■ **Entries provided**
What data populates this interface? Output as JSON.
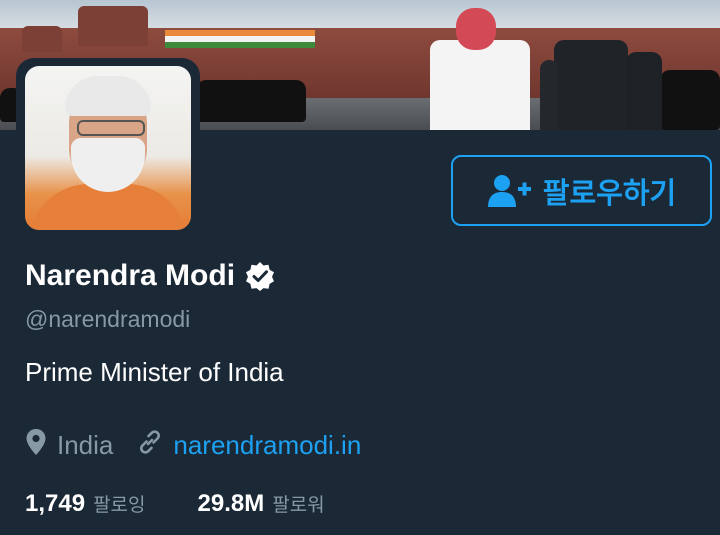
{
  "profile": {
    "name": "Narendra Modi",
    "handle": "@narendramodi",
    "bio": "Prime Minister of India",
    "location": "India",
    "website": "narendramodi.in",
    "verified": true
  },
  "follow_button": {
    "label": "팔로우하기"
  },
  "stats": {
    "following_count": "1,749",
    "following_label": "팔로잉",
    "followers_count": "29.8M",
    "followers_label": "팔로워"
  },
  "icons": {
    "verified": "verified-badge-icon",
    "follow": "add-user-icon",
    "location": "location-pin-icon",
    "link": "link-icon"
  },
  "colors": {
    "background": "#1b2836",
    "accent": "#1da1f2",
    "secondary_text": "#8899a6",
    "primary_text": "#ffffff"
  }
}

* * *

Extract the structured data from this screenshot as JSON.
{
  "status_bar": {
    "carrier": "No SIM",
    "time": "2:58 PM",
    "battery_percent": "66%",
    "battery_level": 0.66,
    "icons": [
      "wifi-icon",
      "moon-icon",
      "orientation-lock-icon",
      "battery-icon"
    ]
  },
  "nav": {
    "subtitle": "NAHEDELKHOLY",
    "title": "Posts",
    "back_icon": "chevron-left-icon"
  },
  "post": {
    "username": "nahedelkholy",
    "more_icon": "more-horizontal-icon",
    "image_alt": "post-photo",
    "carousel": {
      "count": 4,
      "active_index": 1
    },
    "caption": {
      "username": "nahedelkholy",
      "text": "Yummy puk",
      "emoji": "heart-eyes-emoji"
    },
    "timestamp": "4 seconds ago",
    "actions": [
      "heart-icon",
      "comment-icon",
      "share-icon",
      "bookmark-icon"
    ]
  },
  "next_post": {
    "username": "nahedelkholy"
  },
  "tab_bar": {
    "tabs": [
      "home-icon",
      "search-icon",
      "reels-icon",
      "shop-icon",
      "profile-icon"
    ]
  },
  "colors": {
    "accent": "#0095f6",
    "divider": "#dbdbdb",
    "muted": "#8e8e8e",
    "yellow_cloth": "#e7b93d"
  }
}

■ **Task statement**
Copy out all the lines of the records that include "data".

■ **Answer space**
What data populates this interface? Output as JSON.
Extract the structured data from this screenshot as JSON.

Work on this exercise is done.